*** Opening of Data to use ***

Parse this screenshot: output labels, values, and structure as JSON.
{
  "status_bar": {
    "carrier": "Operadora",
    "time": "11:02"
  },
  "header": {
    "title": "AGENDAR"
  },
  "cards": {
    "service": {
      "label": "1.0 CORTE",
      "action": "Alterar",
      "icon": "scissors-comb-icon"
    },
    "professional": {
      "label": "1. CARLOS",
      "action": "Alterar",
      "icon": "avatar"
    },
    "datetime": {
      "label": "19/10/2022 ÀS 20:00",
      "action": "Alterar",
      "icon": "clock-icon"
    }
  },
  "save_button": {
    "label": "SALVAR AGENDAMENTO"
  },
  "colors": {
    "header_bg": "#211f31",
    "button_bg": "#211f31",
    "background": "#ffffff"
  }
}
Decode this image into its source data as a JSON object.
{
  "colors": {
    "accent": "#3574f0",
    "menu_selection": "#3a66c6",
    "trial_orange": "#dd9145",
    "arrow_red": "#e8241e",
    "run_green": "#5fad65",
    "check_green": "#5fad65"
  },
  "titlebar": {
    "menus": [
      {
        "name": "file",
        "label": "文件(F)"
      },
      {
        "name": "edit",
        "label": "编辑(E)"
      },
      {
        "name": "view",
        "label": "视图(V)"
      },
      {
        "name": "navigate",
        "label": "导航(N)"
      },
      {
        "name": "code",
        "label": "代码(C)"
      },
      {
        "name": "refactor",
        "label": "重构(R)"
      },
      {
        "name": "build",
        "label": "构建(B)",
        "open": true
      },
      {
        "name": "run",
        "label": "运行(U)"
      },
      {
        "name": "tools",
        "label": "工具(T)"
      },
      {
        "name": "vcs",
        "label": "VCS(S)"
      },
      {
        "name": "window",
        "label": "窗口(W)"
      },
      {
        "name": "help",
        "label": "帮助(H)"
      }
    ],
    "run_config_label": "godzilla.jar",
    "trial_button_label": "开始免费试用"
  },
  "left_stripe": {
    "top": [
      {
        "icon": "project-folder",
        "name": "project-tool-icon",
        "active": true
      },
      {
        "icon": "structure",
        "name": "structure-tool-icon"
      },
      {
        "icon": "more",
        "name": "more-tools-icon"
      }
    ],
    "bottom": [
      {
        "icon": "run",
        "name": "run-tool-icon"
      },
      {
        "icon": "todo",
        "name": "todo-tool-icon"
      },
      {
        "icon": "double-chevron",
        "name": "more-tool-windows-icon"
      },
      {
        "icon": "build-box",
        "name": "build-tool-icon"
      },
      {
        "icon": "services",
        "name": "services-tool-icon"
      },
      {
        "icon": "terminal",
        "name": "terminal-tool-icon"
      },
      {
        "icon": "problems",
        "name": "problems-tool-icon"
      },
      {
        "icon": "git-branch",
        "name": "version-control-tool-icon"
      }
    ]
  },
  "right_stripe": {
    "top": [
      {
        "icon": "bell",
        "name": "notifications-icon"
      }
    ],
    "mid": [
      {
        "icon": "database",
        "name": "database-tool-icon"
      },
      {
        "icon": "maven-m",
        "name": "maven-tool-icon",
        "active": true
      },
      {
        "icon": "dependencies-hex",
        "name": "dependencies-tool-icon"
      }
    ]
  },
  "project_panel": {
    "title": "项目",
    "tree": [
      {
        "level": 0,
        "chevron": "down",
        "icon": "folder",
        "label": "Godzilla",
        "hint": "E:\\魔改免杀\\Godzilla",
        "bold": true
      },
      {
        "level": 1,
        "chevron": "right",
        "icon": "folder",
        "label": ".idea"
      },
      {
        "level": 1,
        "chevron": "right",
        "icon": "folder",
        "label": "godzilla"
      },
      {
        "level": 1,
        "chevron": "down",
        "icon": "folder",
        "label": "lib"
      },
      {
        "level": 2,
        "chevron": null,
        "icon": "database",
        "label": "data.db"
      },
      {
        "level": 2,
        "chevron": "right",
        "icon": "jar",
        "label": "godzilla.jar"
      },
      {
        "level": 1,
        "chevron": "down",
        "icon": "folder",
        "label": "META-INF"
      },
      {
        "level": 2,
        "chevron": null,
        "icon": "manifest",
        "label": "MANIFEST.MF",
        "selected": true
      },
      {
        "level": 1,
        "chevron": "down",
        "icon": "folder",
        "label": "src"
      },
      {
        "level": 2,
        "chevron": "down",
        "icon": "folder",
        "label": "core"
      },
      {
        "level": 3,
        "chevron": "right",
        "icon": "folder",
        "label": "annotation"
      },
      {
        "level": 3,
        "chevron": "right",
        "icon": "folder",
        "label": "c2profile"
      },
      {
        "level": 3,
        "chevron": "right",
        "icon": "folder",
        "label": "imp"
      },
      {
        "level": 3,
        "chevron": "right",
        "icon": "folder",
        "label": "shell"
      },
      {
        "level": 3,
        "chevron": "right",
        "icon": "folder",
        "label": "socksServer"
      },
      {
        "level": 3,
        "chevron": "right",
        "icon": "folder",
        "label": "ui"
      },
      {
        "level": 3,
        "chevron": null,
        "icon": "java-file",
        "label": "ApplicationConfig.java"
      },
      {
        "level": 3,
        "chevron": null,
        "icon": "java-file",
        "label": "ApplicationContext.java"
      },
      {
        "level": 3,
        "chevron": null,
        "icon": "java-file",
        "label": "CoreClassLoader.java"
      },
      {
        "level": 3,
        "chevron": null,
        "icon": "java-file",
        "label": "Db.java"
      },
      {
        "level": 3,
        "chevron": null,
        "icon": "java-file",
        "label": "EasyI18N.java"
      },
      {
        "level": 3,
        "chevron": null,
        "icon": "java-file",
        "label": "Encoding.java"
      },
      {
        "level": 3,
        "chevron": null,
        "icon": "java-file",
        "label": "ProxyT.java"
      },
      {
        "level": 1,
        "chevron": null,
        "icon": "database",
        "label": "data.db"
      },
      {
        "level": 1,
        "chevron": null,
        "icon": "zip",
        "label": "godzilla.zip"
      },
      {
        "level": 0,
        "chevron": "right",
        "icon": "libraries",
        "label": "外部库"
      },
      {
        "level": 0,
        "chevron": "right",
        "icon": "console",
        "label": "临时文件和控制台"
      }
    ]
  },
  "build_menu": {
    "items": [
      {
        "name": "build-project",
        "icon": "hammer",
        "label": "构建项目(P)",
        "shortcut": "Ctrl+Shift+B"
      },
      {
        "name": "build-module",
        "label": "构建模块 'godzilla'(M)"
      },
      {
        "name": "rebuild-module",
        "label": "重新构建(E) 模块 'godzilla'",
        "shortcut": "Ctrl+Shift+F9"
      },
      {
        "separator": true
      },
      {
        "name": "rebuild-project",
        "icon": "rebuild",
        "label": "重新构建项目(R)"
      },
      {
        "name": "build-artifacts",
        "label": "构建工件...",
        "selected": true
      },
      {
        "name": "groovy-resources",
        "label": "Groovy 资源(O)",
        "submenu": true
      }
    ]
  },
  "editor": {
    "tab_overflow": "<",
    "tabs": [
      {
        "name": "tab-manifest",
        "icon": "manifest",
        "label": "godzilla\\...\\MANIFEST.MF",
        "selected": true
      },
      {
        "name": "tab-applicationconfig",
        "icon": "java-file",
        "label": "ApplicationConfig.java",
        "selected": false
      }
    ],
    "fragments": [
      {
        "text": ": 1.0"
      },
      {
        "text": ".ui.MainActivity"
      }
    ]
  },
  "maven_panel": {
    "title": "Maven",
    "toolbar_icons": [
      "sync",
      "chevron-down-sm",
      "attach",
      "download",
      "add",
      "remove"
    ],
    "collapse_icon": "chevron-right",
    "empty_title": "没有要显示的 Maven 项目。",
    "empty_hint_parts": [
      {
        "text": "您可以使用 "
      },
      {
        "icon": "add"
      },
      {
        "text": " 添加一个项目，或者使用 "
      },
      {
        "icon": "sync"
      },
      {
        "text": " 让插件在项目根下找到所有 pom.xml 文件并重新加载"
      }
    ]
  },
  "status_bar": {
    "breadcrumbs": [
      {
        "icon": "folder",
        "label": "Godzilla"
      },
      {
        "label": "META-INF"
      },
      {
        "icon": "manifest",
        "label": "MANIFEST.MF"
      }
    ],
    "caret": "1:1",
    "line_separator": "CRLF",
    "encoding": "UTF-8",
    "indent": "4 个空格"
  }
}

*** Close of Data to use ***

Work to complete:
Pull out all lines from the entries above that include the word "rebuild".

Task output:
        "name": "rebuild-module",
        "name": "rebuild-project",
        "icon": "rebuild",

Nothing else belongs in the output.